Last night we were talking about the tin mine at Warbeth. That and the problem geology posed to religion in the 19th century. I thought I ought to have included the mining operation in my Bronze Age spiel for the General Knowledge video series I’m embarking on. One day I’ll do some smelting. I’ve got a blacksmith cousin, so there’s a start.
This past week I’ve been revisiting Adam Smith. Neither the Wealth of Nations nor Theory of Moral Sentiments directly, but through the lens of podcasts and David Graeber’s reading of his works in Debt: the first 5000 years. I’ve reversed into prehistory as far as the video series is concerned and I devoted the final part of three to the origin of money.
This was a subject that Smith was one of the first to theorise, and his hypothesis resulted in the perpetuation of a myth that money arose from the need to standardise exchange between individuals that had formerly taken place through barter i.e. direct swapping of commodities. Graeber tells us that money, in fact, came into being to keep an account of who owed what to whom (that “whom” often being a central authority and the “what” being tribute). The tribute owed was not goods, but a precise monetary value of however many units – it was just paid in goods equivalent to this.
This is just one example of how challenging these old conceptions can totally derail our understanding of the world. My Early Humanity series looks at a lot of these long-held but entirely unjustified assumptions and tries to show how modern anthropology, archaeology and evolutionary biology has attempted to give us more accurate answers to fundamental questions of our nature.
That’s how I started off when I asked whether warfare was endemic to humanity. I felt it was important to note the major trends of thought on the topic, both religious and secular before I sought scientific answers. Both Judeo-Christian and Greco-Roman traditions approached the dilemma of war in quite similar ways – it was something passed down to humanity from God/the gods. We got caught up in it (Trojan War) or were commanded to do it (the Fall of Jericho). The philosophers Hobbes and Rousseau looked at warfare from an innate behavioural perspective and cast back to a distant past without states, borders or laws. They reached opposite conclusions. Hobbes envisaged an every-man-for-himself type situation whereas Rousseau considered “unaccommodated man” to be essentially peaceful.

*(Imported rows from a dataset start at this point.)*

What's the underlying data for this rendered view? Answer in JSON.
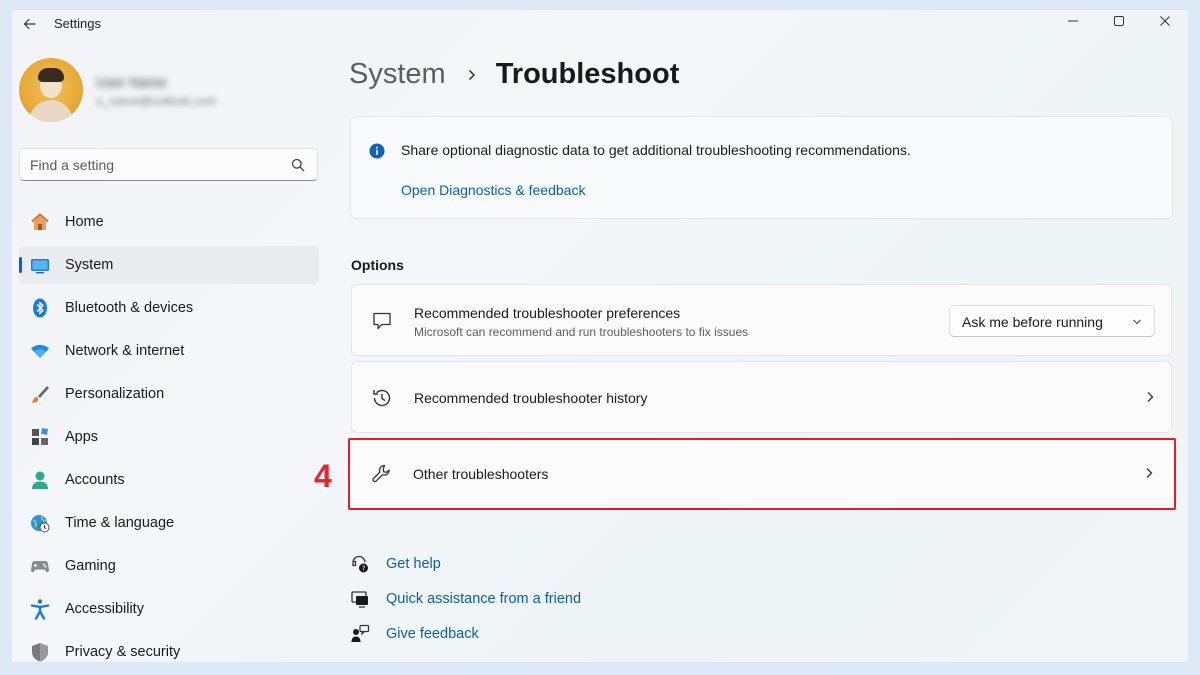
{
  "window": {
    "title": "Settings"
  },
  "profile": {
    "name": "User Name",
    "email": "u_name@outlook.com"
  },
  "search": {
    "placeholder": "Find a setting"
  },
  "nav": {
    "items": [
      {
        "label": "Home",
        "icon": "home-icon"
      },
      {
        "label": "System",
        "icon": "system-icon",
        "active": true
      },
      {
        "label": "Bluetooth & devices",
        "icon": "bluetooth-icon"
      },
      {
        "label": "Network & internet",
        "icon": "wifi-icon"
      },
      {
        "label": "Personalization",
        "icon": "brush-icon"
      },
      {
        "label": "Apps",
        "icon": "apps-icon"
      },
      {
        "label": "Accounts",
        "icon": "accounts-icon"
      },
      {
        "label": "Time & language",
        "icon": "globe-clock-icon"
      },
      {
        "label": "Gaming",
        "icon": "gamepad-icon"
      },
      {
        "label": "Accessibility",
        "icon": "accessibility-icon"
      },
      {
        "label": "Privacy & security",
        "icon": "shield-icon"
      }
    ]
  },
  "breadcrumb": {
    "parent": "System",
    "current": "Troubleshoot"
  },
  "info_card": {
    "text": "Share optional diagnostic data to get additional troubleshooting recommendations.",
    "link": "Open Diagnostics & feedback"
  },
  "options": {
    "label": "Options",
    "rows": [
      {
        "title": "Recommended troubleshooter preferences",
        "subtitle": "Microsoft can recommend and run troubleshooters to fix issues",
        "dropdown_value": "Ask me before running"
      },
      {
        "title": "Recommended troubleshooter history"
      },
      {
        "title": "Other troubleshooters"
      }
    ]
  },
  "annotation": {
    "step_number": "4",
    "color": "#d9222a"
  },
  "help_links": [
    {
      "label": "Get help"
    },
    {
      "label": "Quick assistance from a friend"
    },
    {
      "label": "Give feedback"
    }
  ],
  "colors": {
    "accent": "#0067c0",
    "link": "#0a5fa8",
    "highlight": "#d9222a"
  }
}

Science’s answer to humanity’s natural propensity/disinclination to war is murkier. Chimps, our closest primate relative, make war if we count intraspecies coalitionary killing for the sake of territory and resources to constitute warfare. However, among homo sapiens, when resources are plentiful there is substantial evidence for human kindness and harmony. Prehistoric people cared for vulnerable members of society, tended the sick and valued the disabled enough to include and cater for their additional needs, as evidenced by archaeology.
My second video in the series talks about human migration from Africa and the diffusion of agriculture across the world. It draws heavily from Jared Diamond’s Guns, Germs and Steel, which explains how geographical factors and not genetics account for the vast differences in technological progress and propensity to colonise among the different peoples of the globe throughout history. I would recommend this to anyone curious about geopolitics. However, I think where it falls flat is in its attempt to apply that logic to history more broadly – where cultural and economic factors are much more prominent than the lottery of geography. A scientific view of history that puts dialectics, class struggle and material relations at its heart is what Marxism has tried to construct, I believe, quite successfully. Class consciousness cannot really be studied without a literate culture thinking and writing about itself. This came with the Axial Age.

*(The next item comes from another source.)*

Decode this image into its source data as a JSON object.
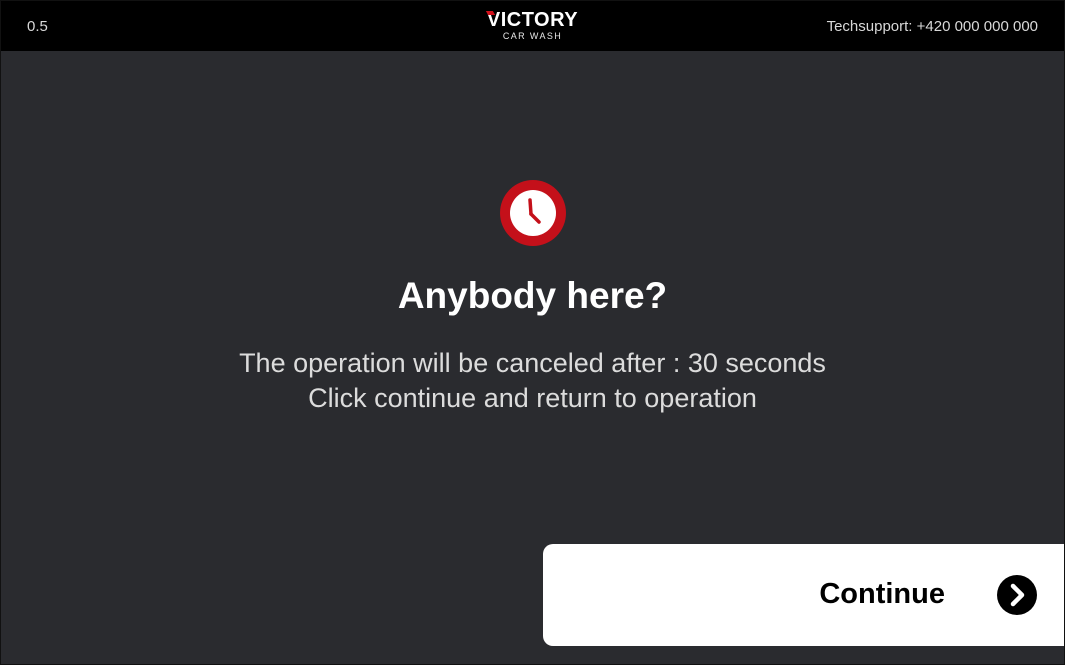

According to Marxist theory, between primitive communism and feudalism is a slave society, which, broadly speaking, corresponds to antiquity. The producing class were slaves and the wealth generated by agriculture from the surrounding countryside of a city was distributed among the citizens and, by proxy, the plebs. There existed, however, a proto-capitalist element in ancient societies in addition to the primary “production for use” economy: merchants and foreign trade. It was this external class, destabilising to the closed system of the ancient city-state on whom the great philosophers poured their vitriol.
Another problem that the religious and moral thinkers of the time attempted to tackle was that of money; specifically, a newly invented medium of exchange: coinage. David Graeber explicitly links the novelty of physical metal money to the great intellectual flourishing of this era. His first insight is that the market, arbiter of rich and poor, was a creation of the state and not, as traditionally conceived, in direct opposition to it.
Essentially, cash money came about because rulers needed a way to pay their soldiers. The first priority, once new territory had been conquered, was to seize the mines and begin to stamp metal with the ruler’s seal, which gave it a fixed monetary value. This was then paid out to troops who were told to exchange this with the locals for food. After the conquered population accumulated this coinage, a tribute was levied i.e. taxes, and so the cycle could begin again ad infinitum.
This seems quite unfair to us and it also seemed that way to a lot of philosophers. Hence our major world religions (except Islam) or “intellectual popular peace movements” were born i.e. Buddhism, Confucianism and Christianity. This was, however, essentially a drop-out culture. Reward and retribution were deferred to the next world. The material was rejected for the spiritual.